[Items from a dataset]
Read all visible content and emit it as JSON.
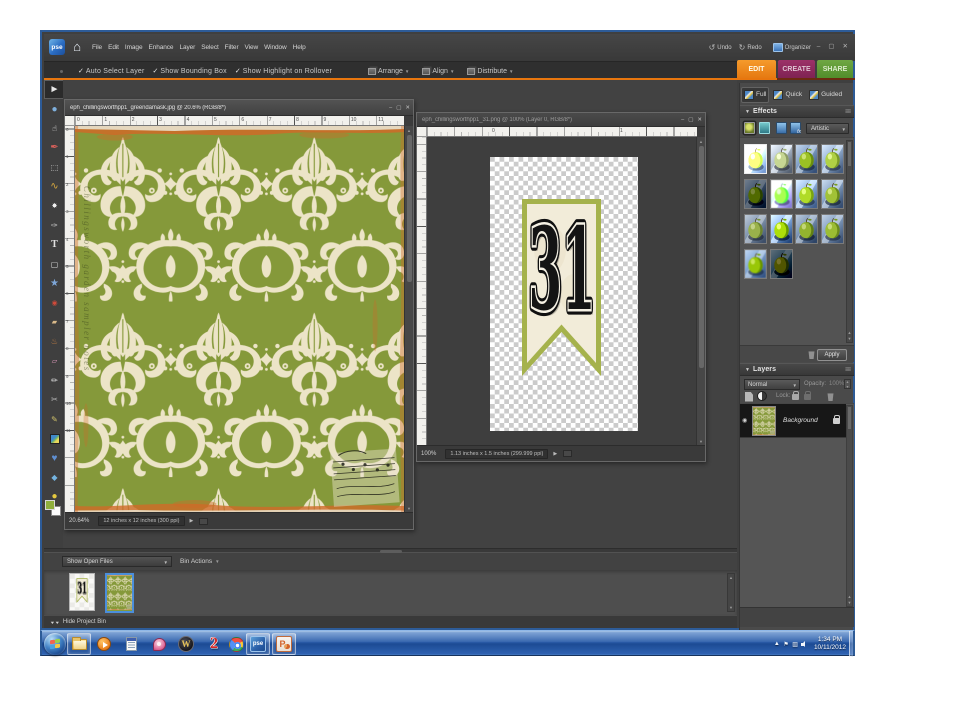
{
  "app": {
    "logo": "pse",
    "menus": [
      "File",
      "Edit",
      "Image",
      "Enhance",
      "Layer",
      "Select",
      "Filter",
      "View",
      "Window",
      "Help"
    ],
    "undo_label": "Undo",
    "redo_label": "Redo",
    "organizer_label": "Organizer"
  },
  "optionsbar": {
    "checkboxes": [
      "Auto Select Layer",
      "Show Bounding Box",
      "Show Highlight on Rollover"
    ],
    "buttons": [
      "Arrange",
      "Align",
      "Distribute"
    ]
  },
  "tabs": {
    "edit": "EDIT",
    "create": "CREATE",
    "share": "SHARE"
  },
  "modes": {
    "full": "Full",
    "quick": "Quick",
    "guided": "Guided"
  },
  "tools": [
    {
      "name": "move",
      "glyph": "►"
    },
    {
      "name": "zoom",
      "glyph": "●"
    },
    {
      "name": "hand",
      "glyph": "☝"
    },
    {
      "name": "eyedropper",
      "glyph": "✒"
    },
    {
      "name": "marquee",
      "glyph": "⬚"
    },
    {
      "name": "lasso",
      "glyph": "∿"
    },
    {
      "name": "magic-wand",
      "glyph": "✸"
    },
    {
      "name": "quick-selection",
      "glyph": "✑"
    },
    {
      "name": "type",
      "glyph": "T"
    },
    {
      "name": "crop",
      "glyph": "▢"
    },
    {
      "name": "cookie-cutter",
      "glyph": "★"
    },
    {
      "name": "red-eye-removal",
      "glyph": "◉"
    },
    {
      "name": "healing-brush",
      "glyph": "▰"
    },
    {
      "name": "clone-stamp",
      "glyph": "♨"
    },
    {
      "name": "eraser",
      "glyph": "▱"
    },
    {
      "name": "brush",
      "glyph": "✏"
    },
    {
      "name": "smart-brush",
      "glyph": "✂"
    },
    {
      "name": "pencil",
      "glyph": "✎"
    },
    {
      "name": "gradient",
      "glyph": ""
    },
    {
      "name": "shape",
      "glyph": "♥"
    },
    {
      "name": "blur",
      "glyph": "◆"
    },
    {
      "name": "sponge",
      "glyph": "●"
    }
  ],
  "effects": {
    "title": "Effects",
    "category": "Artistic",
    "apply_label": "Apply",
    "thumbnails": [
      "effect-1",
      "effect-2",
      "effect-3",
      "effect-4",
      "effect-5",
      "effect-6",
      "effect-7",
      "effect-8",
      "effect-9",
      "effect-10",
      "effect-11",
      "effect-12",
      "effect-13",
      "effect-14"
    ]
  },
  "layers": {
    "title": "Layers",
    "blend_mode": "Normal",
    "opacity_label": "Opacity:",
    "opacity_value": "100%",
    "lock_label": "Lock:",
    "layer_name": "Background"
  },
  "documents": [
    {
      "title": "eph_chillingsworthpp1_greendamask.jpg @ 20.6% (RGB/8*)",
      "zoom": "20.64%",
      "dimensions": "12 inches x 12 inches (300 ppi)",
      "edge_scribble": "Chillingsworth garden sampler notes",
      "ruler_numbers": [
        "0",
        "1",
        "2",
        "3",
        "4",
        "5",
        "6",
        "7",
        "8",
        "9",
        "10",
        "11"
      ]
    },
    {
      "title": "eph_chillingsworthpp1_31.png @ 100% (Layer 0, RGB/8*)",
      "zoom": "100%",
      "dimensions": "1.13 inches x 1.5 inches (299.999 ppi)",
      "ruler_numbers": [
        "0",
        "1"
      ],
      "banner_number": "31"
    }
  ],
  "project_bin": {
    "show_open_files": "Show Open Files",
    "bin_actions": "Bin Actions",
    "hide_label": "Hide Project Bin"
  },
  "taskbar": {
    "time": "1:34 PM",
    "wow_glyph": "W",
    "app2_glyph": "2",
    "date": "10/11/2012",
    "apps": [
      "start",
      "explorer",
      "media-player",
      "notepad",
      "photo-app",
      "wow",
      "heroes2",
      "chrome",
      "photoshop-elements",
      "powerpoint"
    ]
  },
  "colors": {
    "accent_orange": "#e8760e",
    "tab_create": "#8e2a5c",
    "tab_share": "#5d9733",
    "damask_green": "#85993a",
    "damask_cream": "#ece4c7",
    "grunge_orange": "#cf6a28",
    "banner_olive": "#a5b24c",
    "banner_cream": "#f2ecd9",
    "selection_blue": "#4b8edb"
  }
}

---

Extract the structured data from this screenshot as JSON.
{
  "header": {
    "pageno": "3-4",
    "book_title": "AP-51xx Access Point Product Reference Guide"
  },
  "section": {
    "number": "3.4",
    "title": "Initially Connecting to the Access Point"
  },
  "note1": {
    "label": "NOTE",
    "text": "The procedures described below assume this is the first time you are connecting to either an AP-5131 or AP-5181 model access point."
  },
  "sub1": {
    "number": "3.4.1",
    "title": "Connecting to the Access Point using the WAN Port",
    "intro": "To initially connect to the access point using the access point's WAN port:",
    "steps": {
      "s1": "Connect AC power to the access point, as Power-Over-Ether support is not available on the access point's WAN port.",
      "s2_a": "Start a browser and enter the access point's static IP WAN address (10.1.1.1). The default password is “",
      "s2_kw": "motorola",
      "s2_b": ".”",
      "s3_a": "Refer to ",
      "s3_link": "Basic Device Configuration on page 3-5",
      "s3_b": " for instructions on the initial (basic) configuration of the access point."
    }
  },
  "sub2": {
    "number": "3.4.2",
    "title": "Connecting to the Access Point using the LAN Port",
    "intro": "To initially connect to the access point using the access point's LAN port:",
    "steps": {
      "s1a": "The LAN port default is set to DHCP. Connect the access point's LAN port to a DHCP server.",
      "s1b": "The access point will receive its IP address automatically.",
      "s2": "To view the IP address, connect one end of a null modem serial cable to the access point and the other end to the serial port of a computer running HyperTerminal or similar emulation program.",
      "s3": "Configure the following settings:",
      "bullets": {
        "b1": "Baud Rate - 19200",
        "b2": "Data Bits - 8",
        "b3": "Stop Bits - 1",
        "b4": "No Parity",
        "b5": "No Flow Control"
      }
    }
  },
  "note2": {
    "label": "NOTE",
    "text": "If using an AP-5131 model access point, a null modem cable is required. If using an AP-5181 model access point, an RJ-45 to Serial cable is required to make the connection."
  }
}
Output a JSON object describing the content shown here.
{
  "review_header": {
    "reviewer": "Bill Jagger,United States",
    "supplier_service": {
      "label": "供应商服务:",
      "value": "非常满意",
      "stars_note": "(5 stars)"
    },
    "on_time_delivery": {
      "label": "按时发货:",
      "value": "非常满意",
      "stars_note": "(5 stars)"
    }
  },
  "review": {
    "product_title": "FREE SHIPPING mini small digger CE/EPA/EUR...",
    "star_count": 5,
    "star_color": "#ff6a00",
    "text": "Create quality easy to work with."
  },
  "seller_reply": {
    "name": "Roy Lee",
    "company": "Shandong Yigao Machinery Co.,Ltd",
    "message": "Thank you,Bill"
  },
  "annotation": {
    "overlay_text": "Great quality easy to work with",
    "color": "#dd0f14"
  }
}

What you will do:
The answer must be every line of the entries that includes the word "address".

Exercise response:
      "s2_a": "Start a browser and enter the access point's static IP WAN address (10.1.1.1). The default password is “",
      "s1b": "The access point will receive its IP address automatically.",
      "s2": "To view the IP address, connect one end of a null modem serial cable to the access point and the other end to the serial port of a computer running HyperTerminal or similar emulation program.",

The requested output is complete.